### [Assigned task]
Exact reproduction of every record is required, and pictures are to be excluded.

╭──

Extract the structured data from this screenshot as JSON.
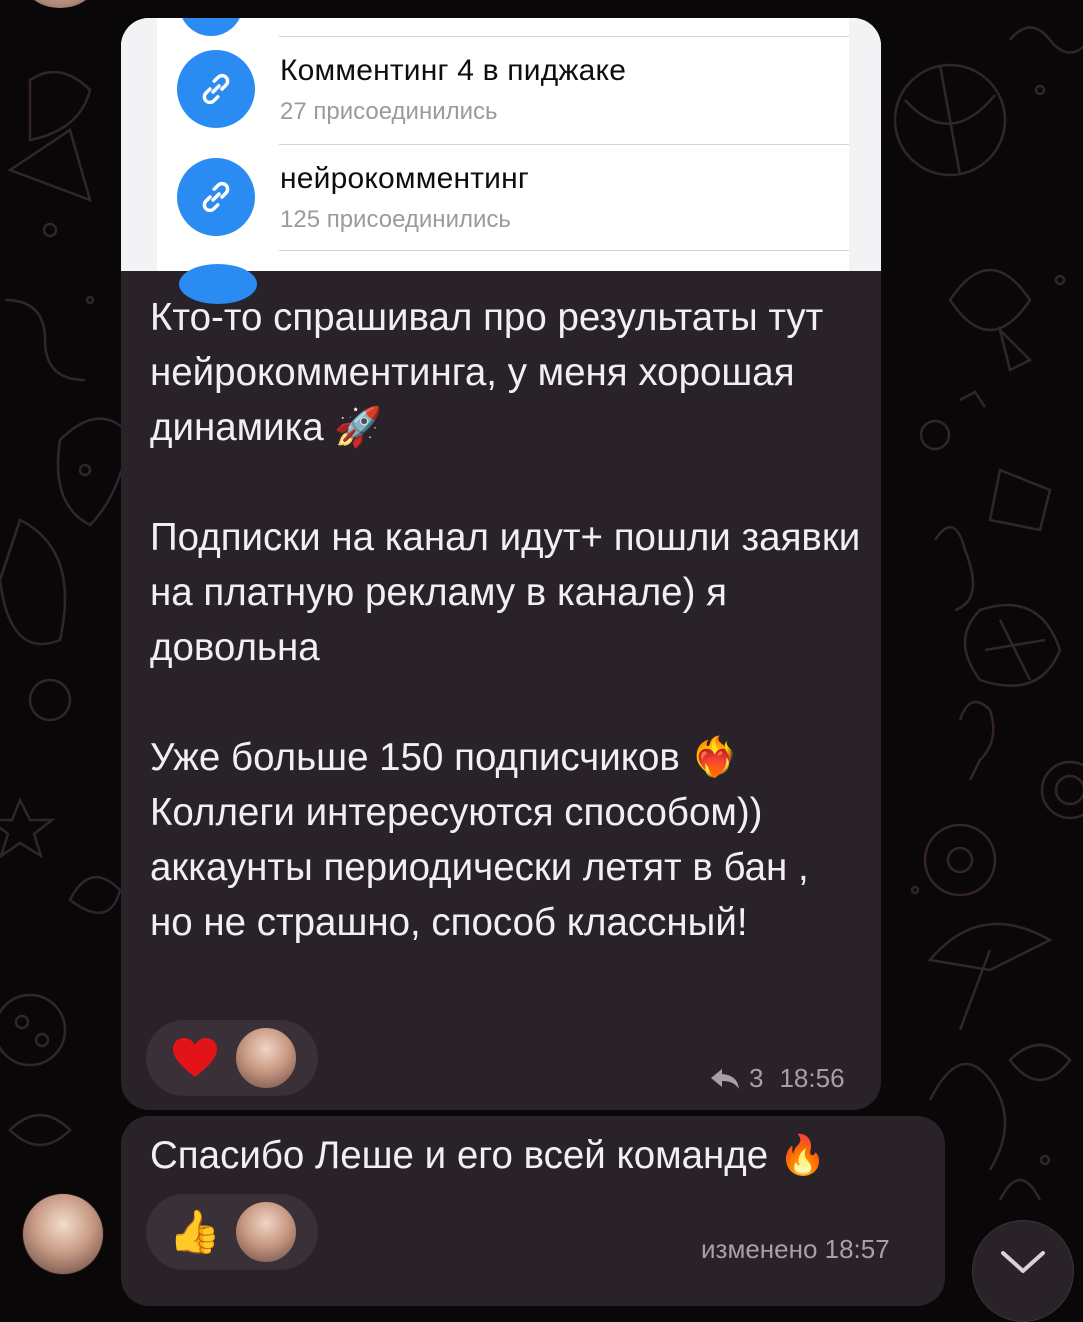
{
  "screenshot": {
    "items": [
      {
        "title": "Комментинг 4 в пиджаке",
        "subtitle": "27 присоединились"
      },
      {
        "title": "нейрокомментинг",
        "subtitle": "125 присоединились"
      }
    ]
  },
  "message1": {
    "text": "Кто-то спрашивал про результаты тут нейрокомментинга, у меня хорошая динамика 🚀\n\nПодписки на канал идут+ пошли заявки на платную рекламу в канале) я довольна\n\nУже больше 150 подписчиков ❤️‍🔥 Коллеги интересуются способом)) аккаунты периодически летят в бан , но не страшно, способ классный!",
    "reaction_emoji": "❤️",
    "reply_count": "3",
    "time": "18:56"
  },
  "message2": {
    "text": "Спасибо Леше и его всей команде 🔥",
    "reaction_emoji": "👍",
    "time": "изменено 18:57"
  },
  "icons": {
    "link": "link-icon",
    "reply": "reply-arrow-icon",
    "scroll_down": "chevron-down-icon"
  },
  "colors": {
    "background": "#0a0709",
    "bubble": "#2a2229",
    "reaction_pill": "#3a3038",
    "link_icon_bg": "#2a8bf2",
    "text": "#f2eef1",
    "meta": "#a7a0a6"
  }
}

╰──

### [Output]
Extract the structured data from this screenshot as JSON.
{
  "screenshot": {
    "items": [
      {
        "title": "Комментинг 4 в пиджаке",
        "subtitle": "27 присоединились"
      },
      {
        "title": "нейрокомментинг",
        "subtitle": "125 присоединились"
      }
    ]
  },
  "message1": {
    "text": "Кто-то спрашивал про результаты тут нейрокомментинга, у меня хорошая динамика 🚀\n\nПодписки на канал идут+ пошли заявки на платную рекламу в канале) я довольна\n\nУже больше 150 подписчиков ❤️‍🔥 Коллеги интересуются способом)) аккаунты периодически летят в бан , но не страшно, способ классный!",
    "reaction_emoji": "❤️",
    "reply_count": "3",
    "time": "18:56"
  },
  "message2": {
    "text": "Спасибо Леше и его всей команде 🔥",
    "reaction_emoji": "👍",
    "time": "изменено 18:57"
  },
  "icons": {
    "link": "link-icon",
    "reply": "reply-arrow-icon",
    "scroll_down": "chevron-down-icon"
  },
  "colors": {
    "background": "#0a0709",
    "bubble": "#2a2229",
    "reaction_pill": "#3a3038",
    "link_icon_bg": "#2a8bf2",
    "text": "#f2eef1",
    "meta": "#a7a0a6"
  }
}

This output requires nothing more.